“The power of personal stories provides a human face to the experience of discrimination. This in turn leads to real and sustainable change in the realisation of SOGGI human rights.”
According to Wilson cultural change is what is needed to eliminate the final barriers to human rights for LGBTI Australians. He suggested sports played an important role in promoting cultural change and called attention to the work of the Bingham Cup – an international gay rugby tournament to be held in Sydney in August – whose organisers developed an anti-homophobia framework which has since been adopted by the five major Australian sporting codes.
“This is a genuine watershed moment for LGBTI Australians period, and equally in the history of Australian sporting history,” said Wilson. Sport is a national pastime. It binds us as a nation. It is one of the last frontiers to advance inclusiveness."
While Wilson said the work done by the Bingham Cup organisers was impressive, he said there was still much to be done.
“The Human Rights Commission, working with the Sports Commission, is now working to broaden the scope of the inclusiveness framework to go beyond LGB and include T and I.
“We then want to expand it further and seek the support of all professional sporting codes having built and learned from the hard work already done. We are then keen to continue to drive change from professional codes and see the spirit adopted by non-professional codes, peak bodies all the way down to community and school sports.”
Wilson believes it is changes such as this, which will impact on all LGBTI Australians.

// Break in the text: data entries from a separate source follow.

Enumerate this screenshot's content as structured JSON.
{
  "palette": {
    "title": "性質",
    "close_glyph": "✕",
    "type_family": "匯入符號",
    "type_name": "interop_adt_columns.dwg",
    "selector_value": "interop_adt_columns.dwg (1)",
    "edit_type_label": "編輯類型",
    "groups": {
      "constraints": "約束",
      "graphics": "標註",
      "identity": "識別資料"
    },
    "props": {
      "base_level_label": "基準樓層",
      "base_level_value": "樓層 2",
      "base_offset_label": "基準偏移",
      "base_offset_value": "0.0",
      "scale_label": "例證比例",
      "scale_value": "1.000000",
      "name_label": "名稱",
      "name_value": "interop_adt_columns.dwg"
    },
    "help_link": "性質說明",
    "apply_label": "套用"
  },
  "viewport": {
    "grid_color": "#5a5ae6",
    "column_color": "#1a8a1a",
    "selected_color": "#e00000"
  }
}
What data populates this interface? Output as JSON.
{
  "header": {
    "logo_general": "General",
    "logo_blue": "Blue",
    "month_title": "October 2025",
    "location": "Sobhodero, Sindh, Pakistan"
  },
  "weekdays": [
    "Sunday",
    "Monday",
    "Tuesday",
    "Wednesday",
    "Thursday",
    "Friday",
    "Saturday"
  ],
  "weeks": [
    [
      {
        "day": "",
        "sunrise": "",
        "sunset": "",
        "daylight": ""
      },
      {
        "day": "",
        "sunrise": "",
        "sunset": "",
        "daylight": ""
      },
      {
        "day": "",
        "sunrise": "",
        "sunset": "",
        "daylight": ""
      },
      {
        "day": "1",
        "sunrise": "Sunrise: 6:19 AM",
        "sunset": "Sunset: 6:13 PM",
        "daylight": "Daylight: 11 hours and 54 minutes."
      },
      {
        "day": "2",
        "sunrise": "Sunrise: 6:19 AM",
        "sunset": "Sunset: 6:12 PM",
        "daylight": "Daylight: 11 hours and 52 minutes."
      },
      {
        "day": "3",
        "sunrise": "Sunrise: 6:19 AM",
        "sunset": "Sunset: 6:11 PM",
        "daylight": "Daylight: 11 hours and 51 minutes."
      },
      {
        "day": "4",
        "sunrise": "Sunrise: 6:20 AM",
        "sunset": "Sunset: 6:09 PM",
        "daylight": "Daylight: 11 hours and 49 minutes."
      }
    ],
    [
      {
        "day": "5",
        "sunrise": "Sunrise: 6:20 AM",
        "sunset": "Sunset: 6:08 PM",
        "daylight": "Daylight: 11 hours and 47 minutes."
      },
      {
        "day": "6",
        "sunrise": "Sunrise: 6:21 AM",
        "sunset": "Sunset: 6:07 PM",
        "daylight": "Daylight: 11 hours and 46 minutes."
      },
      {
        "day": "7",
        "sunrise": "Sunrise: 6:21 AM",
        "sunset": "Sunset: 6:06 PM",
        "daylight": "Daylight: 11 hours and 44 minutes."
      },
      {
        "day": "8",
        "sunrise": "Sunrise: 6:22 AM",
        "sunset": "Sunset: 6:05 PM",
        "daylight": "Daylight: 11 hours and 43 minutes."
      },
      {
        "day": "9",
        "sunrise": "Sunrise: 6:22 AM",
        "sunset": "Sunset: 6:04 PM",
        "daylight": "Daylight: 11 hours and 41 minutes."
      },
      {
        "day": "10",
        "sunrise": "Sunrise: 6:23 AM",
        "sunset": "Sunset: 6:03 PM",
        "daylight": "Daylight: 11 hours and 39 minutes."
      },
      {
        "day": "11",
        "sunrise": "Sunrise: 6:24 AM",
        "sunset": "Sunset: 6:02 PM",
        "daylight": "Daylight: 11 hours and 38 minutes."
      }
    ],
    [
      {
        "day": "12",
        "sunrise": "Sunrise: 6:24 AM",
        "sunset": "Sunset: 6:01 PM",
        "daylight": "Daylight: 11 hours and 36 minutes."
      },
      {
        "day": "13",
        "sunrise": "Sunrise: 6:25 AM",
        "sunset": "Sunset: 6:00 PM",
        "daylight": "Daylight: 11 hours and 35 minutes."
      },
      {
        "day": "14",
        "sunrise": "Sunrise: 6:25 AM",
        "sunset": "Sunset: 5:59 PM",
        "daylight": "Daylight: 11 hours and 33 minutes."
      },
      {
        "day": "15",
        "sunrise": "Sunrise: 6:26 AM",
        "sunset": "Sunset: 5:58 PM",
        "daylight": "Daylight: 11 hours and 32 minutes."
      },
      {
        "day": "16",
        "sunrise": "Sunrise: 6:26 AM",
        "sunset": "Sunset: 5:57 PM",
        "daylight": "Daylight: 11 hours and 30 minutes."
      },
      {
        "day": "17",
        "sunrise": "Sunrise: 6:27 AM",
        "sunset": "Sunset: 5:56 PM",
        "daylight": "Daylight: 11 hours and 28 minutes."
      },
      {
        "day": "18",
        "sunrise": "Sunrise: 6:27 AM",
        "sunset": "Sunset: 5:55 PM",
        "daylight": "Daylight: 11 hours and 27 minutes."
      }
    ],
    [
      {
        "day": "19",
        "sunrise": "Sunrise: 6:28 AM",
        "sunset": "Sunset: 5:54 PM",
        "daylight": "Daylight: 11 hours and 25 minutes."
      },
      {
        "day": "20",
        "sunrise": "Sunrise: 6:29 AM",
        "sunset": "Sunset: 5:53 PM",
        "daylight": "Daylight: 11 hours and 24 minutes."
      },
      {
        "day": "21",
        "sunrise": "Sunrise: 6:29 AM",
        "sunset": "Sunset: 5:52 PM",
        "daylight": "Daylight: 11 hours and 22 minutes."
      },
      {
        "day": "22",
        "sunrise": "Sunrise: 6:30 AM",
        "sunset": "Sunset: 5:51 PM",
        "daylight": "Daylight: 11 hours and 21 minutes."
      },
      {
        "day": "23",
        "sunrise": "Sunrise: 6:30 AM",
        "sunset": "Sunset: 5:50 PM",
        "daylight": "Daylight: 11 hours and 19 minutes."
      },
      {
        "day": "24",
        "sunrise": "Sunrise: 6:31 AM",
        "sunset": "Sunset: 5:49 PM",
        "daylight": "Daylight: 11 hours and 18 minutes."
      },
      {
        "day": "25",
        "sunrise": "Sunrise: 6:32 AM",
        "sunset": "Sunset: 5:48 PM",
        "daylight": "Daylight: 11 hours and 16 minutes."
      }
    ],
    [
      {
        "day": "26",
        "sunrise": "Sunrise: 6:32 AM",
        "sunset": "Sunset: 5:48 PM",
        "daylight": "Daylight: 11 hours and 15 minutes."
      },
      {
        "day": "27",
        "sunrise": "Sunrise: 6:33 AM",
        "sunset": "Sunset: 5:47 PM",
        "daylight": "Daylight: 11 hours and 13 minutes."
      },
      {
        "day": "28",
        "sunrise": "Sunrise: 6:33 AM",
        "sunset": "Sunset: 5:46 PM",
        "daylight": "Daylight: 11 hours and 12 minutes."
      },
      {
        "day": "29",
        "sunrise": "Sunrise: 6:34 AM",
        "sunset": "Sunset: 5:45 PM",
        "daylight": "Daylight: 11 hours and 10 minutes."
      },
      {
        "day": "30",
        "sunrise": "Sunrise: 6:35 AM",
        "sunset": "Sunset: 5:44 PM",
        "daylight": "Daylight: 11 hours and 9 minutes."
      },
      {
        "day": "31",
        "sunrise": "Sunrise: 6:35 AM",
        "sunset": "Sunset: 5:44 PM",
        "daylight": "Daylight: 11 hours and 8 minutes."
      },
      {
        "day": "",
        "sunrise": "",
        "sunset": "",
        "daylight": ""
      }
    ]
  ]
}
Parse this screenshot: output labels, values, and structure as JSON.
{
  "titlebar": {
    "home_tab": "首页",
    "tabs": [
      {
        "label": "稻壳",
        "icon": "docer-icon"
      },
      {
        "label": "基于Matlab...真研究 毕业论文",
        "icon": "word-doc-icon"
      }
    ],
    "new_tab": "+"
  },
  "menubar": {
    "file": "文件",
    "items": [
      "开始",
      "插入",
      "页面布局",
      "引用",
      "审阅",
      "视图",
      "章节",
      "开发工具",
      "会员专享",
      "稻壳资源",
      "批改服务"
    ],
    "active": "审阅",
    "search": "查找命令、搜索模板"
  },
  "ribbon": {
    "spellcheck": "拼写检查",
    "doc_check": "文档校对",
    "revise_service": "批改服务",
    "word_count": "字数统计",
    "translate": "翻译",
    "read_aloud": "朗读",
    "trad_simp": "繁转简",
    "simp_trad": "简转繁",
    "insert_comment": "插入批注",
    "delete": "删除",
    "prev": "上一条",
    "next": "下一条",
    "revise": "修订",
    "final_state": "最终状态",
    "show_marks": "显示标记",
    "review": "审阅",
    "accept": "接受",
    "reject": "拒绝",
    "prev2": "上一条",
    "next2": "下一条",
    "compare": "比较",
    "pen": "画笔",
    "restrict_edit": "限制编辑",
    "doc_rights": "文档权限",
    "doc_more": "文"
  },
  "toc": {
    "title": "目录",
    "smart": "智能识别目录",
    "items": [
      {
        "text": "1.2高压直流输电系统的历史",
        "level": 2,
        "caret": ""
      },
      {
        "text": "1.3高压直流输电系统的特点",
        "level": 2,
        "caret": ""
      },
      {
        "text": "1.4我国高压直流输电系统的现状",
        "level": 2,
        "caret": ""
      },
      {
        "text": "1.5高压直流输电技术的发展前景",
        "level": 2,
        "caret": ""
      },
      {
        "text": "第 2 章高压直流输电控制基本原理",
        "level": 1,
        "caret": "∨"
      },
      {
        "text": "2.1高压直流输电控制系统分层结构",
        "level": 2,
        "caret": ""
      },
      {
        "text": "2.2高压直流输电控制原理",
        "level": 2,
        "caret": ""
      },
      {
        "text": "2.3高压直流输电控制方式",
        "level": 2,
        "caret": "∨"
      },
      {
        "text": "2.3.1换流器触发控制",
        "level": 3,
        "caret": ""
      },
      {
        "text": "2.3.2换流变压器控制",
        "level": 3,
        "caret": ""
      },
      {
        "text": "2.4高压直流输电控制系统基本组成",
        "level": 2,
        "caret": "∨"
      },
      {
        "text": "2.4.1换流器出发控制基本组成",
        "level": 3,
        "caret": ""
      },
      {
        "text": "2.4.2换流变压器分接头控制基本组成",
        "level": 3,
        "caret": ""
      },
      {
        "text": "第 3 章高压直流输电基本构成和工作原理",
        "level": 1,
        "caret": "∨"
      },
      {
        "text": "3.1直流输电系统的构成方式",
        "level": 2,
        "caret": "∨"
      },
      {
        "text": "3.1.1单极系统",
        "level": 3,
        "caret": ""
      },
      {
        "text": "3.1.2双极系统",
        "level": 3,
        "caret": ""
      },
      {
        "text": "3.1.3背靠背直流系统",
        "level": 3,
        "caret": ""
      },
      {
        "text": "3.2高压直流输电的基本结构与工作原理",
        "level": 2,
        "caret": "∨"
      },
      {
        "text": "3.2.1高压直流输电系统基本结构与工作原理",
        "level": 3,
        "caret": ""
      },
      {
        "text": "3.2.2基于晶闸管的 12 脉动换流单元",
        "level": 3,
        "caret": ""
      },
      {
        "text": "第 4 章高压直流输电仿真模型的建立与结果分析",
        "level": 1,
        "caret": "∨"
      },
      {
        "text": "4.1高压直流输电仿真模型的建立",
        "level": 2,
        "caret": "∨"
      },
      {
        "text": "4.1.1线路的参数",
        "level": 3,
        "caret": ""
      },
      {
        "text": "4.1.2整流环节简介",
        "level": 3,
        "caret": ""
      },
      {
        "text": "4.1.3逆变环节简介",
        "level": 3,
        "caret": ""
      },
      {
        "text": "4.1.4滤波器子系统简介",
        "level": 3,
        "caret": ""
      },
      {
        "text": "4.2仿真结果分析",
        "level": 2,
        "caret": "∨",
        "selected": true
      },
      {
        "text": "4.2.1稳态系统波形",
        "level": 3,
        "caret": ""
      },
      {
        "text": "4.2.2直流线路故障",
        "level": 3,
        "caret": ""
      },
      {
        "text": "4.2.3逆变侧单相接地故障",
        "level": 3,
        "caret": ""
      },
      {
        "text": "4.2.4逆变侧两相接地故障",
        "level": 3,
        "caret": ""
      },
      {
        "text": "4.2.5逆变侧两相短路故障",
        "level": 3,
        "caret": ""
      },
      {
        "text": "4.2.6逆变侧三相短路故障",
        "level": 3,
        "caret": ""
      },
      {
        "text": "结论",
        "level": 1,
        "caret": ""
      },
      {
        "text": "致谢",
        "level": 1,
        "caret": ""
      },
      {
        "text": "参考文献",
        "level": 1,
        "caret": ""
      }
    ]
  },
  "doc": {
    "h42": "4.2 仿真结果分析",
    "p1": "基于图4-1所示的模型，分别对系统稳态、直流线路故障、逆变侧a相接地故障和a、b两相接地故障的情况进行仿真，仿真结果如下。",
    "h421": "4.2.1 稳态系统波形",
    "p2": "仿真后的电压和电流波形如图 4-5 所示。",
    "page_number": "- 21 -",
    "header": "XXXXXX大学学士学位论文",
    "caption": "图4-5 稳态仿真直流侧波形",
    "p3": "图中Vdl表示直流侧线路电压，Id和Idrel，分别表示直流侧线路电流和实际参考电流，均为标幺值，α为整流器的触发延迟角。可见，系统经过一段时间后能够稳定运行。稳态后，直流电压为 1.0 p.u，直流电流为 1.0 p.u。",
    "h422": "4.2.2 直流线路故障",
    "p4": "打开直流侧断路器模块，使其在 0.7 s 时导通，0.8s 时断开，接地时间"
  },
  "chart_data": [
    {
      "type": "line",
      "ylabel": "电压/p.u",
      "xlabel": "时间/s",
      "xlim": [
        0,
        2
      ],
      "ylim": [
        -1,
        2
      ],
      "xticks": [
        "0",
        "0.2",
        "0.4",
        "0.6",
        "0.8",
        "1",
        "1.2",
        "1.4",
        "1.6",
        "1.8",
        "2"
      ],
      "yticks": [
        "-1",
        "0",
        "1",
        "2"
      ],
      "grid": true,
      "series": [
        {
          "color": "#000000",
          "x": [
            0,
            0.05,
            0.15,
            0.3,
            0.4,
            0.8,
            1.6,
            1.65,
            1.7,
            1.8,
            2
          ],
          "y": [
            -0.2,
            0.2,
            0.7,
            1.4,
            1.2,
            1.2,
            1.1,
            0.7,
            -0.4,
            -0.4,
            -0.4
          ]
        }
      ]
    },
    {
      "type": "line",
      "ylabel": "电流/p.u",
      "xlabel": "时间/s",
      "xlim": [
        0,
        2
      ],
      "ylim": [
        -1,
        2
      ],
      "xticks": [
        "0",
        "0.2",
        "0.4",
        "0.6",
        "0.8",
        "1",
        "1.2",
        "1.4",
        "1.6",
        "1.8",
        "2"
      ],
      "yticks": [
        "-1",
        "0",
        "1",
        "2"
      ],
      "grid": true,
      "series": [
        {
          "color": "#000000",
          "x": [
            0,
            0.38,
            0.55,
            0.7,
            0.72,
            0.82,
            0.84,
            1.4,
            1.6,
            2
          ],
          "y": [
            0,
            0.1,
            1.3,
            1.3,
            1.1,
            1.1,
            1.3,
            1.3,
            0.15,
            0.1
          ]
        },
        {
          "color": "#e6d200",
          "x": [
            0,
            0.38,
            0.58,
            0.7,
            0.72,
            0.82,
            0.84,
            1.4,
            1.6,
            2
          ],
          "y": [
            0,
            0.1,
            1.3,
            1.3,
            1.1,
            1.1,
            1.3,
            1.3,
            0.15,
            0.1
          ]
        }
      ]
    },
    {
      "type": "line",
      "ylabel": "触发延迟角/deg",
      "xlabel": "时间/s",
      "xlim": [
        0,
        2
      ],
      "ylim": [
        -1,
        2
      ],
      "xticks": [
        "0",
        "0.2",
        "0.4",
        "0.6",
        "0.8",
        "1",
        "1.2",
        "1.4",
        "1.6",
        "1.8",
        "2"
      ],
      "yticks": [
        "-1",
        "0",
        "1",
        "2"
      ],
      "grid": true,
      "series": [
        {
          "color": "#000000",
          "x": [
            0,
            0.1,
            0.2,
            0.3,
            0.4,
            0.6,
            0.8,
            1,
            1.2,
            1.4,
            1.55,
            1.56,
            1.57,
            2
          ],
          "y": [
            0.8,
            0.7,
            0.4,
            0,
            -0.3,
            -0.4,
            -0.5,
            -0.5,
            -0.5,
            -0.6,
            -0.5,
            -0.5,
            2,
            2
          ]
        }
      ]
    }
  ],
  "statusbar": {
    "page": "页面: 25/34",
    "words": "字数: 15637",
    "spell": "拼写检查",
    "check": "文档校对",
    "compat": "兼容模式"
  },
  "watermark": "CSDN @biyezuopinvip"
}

“This work will make a tangible difference to the lives of LGBTI Australians. That difference will not just mean that LGBTI Australians can feel more confident participating in sports, it will challenge another remaining environment where there is still a, at least perceived, prevalence of prejudice and provide another contact point for, particularly, young Australians questioning their sexuality or gender identity to know that it is ok to be who they are. But it also makes sports more inclusive, will encourages people to participate and help them to gain the confidence that participation and achievement sports can provide."